"(The wine) builds up carbon dioxide in there because when yeast is fermenting sugar the ... products are alcohol, ethanol and carbon dioxide, the lees, which is basically the dead yeast and all the stuff that falls to the bottom," he said. "Then they rotate the bottle periodically, called riddling, to keep the yeast from settling too much.
"Eventually it gets into the neck and they freeze it and pull the plug out, put a little more wine in and then put the regular cork on."
Wolf Mountain - which is run by Boegner, wife Linda, son Brannon and daughter Lindsey - uses 100 percent chardonnay in all the sparkling wines. Boegner said the only difference is the level of sweetness and the "addition of the red wine to the rosé to make that unique."
Wolf Mountain Vineyards released three different styles of sparkling wine: blanc de blancs brut, brut rosé and demi-sec.
"The blanc de blancs brut is the traditional, dry sparkling," Boegner said. "Then you have a brut rosé which has almost an amber, salmon color that is done at the final stage at the dosage where we add a touch of our reserve red wine. And then we have a demi-sec sparking, and that is a, as the words imply, a semi-dry or a semi-sweet."
According to the vineyard's Web site, the 2006 blanc de blancs brut is the signature style of Wolf Mountain. It is light, crisp and fruity and has a light bread flavor that came from the yeast and aging for almost a year. The blanc de blancs is suggested to be served with a light citrus salad, caviar or crab cakes. Boegner says his favorite of the sparkling wines is the blanc de blancs.
"It is the more traditional and it's a very elegant finish to it," he said. "A nice essence of almost wheat and yeasty taste, which is excellent ... nice citrus and overtones to it, as well."
The sparkling wines are $23.95 a bottle and $8 a glass at the winery.
To create the 2006 brut rosé, a small amount of Wolf Mountain's Claret is added to produce the light salmon color, Boegner said. The sparkling rosé pairs nicely with richer foods like smoked duck, according to the winery's Web site.
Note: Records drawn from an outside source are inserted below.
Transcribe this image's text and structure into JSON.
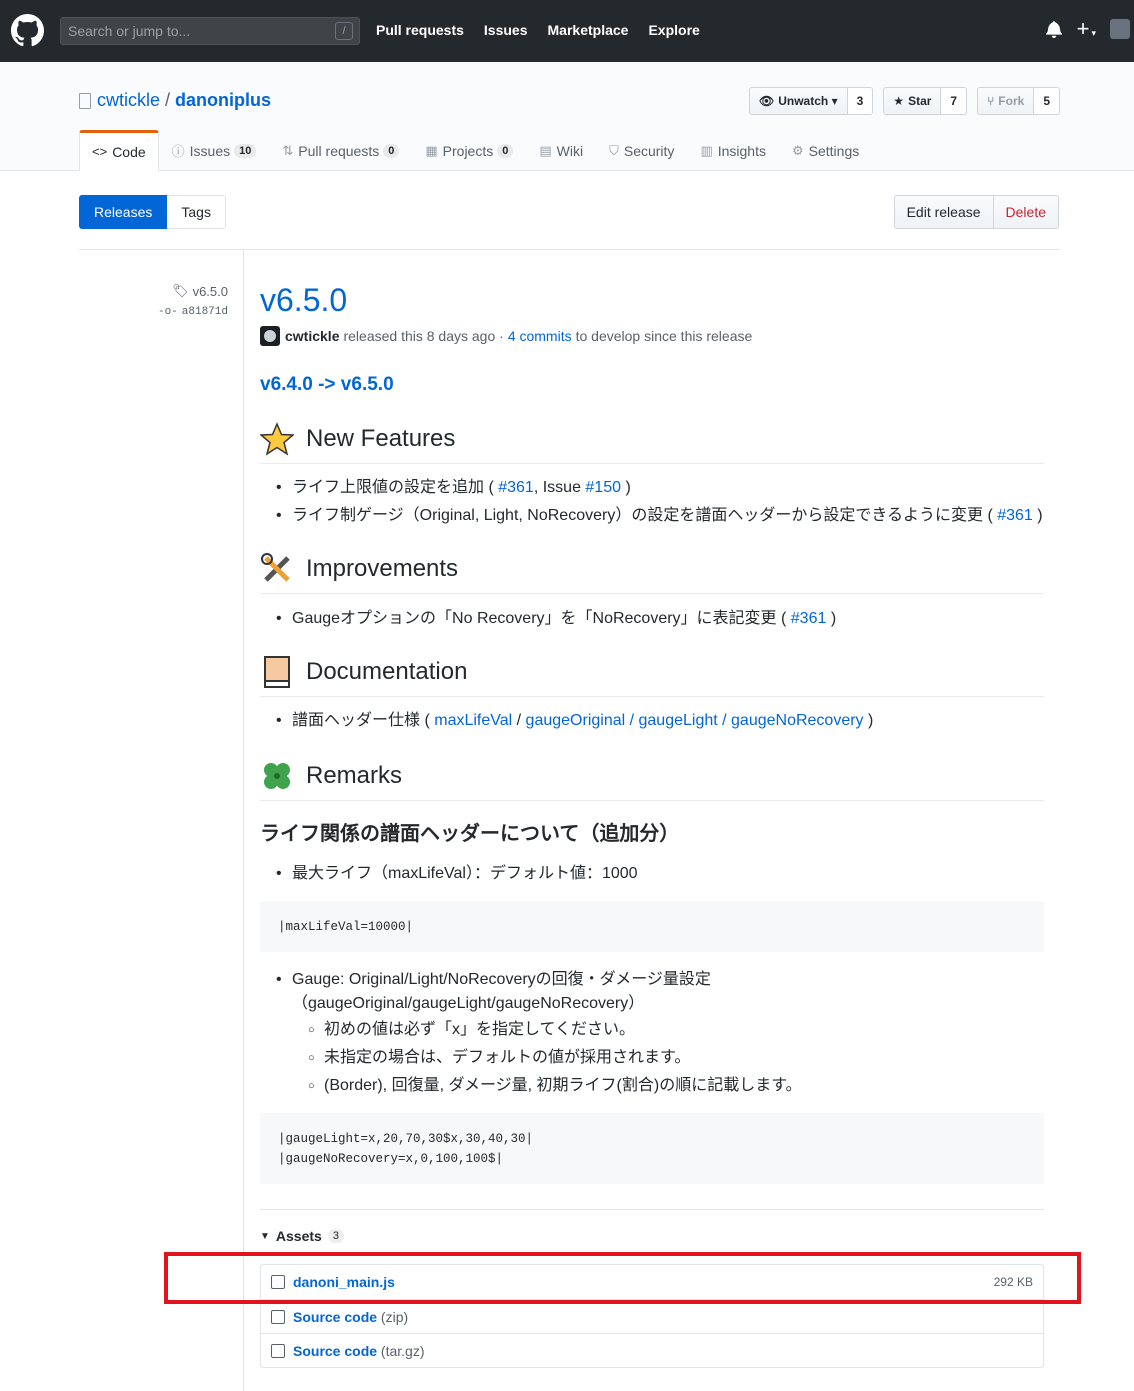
{
  "header": {
    "search_placeholder": "Search or jump to...",
    "slash_key": "/",
    "nav": [
      "Pull requests",
      "Issues",
      "Marketplace",
      "Explore"
    ]
  },
  "repo": {
    "owner": "cwtickle",
    "separator": "/",
    "name": "danoniplus",
    "unwatch_label": "Unwatch",
    "watch_count": "3",
    "star_label": "Star",
    "star_count": "7",
    "fork_label": "Fork",
    "fork_count": "5",
    "tabs": [
      {
        "label": "Code",
        "count": ""
      },
      {
        "label": "Issues",
        "count": "10"
      },
      {
        "label": "Pull requests",
        "count": "0"
      },
      {
        "label": "Projects",
        "count": "0"
      },
      {
        "label": "Wiki",
        "count": ""
      },
      {
        "label": "Security",
        "count": ""
      },
      {
        "label": "Insights",
        "count": ""
      },
      {
        "label": "Settings",
        "count": ""
      }
    ]
  },
  "subnav": {
    "releases": "Releases",
    "tags": "Tags",
    "edit": "Edit release",
    "delete": "Delete"
  },
  "release": {
    "tag": "v6.5.0",
    "commit": "a81871d",
    "title": "v6.5.0",
    "author": "cwtickle",
    "released_text": "released this 8 days ago ·",
    "commits_link": "4 commits",
    "since_text": "to develop since this release",
    "compare_link": "v6.4.0 -> v6.5.0",
    "sections": {
      "new_features": "New Features",
      "improvements": "Improvements",
      "documentation": "Documentation",
      "remarks": "Remarks"
    },
    "nf_item1_text": "ライフ上限値の設定を追加 ( ",
    "nf_item1_link1": "#361",
    "nf_item1_mid": ", Issue ",
    "nf_item1_link2": "#150",
    "nf_item1_end": " )",
    "nf_item2_text": "ライフ制ゲージ（Original, Light, NoRecovery）の設定を譜面ヘッダーから設定できるように変更 ( ",
    "nf_item2_link": "#361",
    "nf_item2_end": " )",
    "imp_item_text": "Gaugeオプションの「No Recovery」を「NoRecovery」に表記変更 ( ",
    "imp_item_link": "#361",
    "imp_item_end": " )",
    "doc_item_text": "譜面ヘッダー仕様 ( ",
    "doc_link1": "maxLifeVal",
    "doc_sep1": " / ",
    "doc_link2": "gaugeOriginal / gaugeLight / gaugeNoRecovery",
    "doc_end": " )",
    "remarks_h2": "ライフ関係の譜面ヘッダーについて（追加分）",
    "rem_item1": "最大ライフ（maxLifeVal）：デフォルト値：1000",
    "code1": "|maxLifeVal=10000|",
    "rem_item2_line1": "Gauge: Original/Light/NoRecoveryの回復・ダメージ量設定",
    "rem_item2_line2": "（gaugeOriginal/gaugeLight/gaugeNoRecovery）",
    "rem_sub": [
      "初めの値は必ず「x」を指定してください。",
      "未指定の場合は、デフォルトの値が採用されます。",
      "(Border), 回復量, ダメージ量, 初期ライフ(割合)の順に記載します。"
    ],
    "code2_line1": "|gaugeLight=x,20,70,30$x,30,40,30|",
    "code2_line2": "|gaugeNoRecovery=x,0,100,100$|"
  },
  "assets": {
    "label": "Assets",
    "count": "3",
    "items": [
      {
        "name": "danoni_main.js",
        "suffix": "",
        "size": "292 KB"
      },
      {
        "name": "Source code",
        "suffix": "(zip)",
        "size": ""
      },
      {
        "name": "Source code",
        "suffix": "(tar.gz)",
        "size": ""
      }
    ]
  },
  "colors": {
    "header_bg": "#24292e",
    "link": "#0366d6",
    "delete": "#cb2431",
    "highlight": "#e0141e",
    "tab_accent": "#e36209"
  }
}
For the first release of the sparkling wines, Boegner opted for a small production. The vineyard only produced 200 cases of the wine.
"It's a very small production this year," he said. "We wanted to get our feet wet with the process ... and know how we want to expand based on the popularity of the three styles that we have in this first year."
Right now, Boegner is focusing on getting through the wedding season with his limited amount of sparkling wine. Wolf Mountain is already set to host 65 weddings on the property this year.
"Certainly with this first year we have to reserve the sparkling for the guests that are coming to visit the winery, and we don't want them to be disappointed the earlier than we have to," Boegner said. "So we hope the limited amount will last until the fall."
Along with the new sparkling wines, Wolf Mountain has plantings of cabernet sauvignon, syrah, mourvedre, tannat, petite verdot, malbec and touriga nacional for wine production.